↓
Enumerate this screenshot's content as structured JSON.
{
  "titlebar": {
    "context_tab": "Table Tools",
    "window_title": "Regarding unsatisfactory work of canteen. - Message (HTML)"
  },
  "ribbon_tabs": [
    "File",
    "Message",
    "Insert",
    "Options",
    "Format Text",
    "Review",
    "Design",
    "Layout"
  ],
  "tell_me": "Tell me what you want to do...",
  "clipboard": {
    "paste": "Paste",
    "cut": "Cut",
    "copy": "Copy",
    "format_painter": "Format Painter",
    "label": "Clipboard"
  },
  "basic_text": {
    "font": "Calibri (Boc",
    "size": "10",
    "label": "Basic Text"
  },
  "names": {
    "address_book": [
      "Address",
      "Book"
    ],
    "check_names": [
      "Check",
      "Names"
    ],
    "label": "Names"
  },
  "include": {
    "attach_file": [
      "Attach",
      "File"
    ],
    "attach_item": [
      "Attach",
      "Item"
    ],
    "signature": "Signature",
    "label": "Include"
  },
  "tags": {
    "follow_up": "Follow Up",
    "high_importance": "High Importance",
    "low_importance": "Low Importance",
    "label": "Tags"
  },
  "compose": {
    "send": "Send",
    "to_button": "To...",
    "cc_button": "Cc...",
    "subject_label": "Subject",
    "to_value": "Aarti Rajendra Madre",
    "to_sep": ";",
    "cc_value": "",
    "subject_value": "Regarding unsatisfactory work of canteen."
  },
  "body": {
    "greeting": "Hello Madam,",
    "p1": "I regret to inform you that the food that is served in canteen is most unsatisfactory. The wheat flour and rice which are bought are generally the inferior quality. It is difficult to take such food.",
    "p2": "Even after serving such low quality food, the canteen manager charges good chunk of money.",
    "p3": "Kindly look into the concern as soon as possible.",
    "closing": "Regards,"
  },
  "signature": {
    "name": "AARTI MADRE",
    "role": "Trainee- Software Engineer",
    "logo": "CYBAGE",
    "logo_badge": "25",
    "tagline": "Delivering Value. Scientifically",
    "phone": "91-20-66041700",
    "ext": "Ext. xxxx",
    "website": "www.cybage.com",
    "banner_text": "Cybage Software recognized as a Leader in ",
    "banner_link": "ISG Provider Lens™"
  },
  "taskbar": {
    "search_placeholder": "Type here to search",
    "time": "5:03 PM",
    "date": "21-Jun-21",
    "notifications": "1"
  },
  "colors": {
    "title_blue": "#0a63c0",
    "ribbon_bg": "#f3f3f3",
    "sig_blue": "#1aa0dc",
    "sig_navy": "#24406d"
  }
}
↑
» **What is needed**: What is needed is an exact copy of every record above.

» **Final answer**:
Enumerate this screenshot's content as structured JSON.
{
  "titlebar": {
    "context_tab": "Table Tools",
    "window_title": "Regarding unsatisfactory work of canteen. - Message (HTML)"
  },
  "ribbon_tabs": [
    "File",
    "Message",
    "Insert",
    "Options",
    "Format Text",
    "Review",
    "Design",
    "Layout"
  ],
  "tell_me": "Tell me what you want to do...",
  "clipboard": {
    "paste": "Paste",
    "cut": "Cut",
    "copy": "Copy",
    "format_painter": "Format Painter",
    "label": "Clipboard"
  },
  "basic_text": {
    "font": "Calibri (Boc",
    "size": "10",
    "label": "Basic Text"
  },
  "names": {
    "address_book": [
      "Address",
      "Book"
    ],
    "check_names": [
      "Check",
      "Names"
    ],
    "label": "Names"
  },
  "include": {
    "attach_file": [
      "Attach",
      "File"
    ],
    "attach_item": [
      "Attach",
      "Item"
    ],
    "signature": "Signature",
    "label": "Include"
  },
  "tags": {
    "follow_up": "Follow Up",
    "high_importance": "High Importance",
    "low_importance": "Low Importance",
    "label": "Tags"
  },
  "compose": {
    "send": "Send",
    "to_button": "To...",
    "cc_button": "Cc...",
    "subject_label": "Subject",
    "to_value": "Aarti Rajendra Madre",
    "to_sep": ";",
    "cc_value": "",
    "subject_value": "Regarding unsatisfactory work of canteen."
  },
  "body": {
    "greeting": "Hello Madam,",
    "p1": "I regret to inform you that the food that is served in canteen is most unsatisfactory. The wheat flour and rice which are bought are generally the inferior quality. It is difficult to take such food.",
    "p2": "Even after serving such low quality food, the canteen manager charges good chunk of money.",
    "p3": "Kindly look into the concern as soon as possible.",
    "closing": "Regards,"
  },
  "signature": {
    "name": "AARTI MADRE",
    "role": "Trainee- Software Engineer",
    "logo": "CYBAGE",
    "logo_badge": "25",
    "tagline": "Delivering Value. Scientifically",
    "phone": "91-20-66041700",
    "ext": "Ext. xxxx",
    "website": "www.cybage.com",
    "banner_text": "Cybage Software recognized as a Leader in ",
    "banner_link": "ISG Provider Lens™"
  },
  "taskbar": {
    "search_placeholder": "Type here to search",
    "time": "5:03 PM",
    "date": "21-Jun-21",
    "notifications": "1"
  },
  "colors": {
    "title_blue": "#0a63c0",
    "ribbon_bg": "#f3f3f3",
    "sig_blue": "#1aa0dc",
    "sig_navy": "#24406d"
  }
}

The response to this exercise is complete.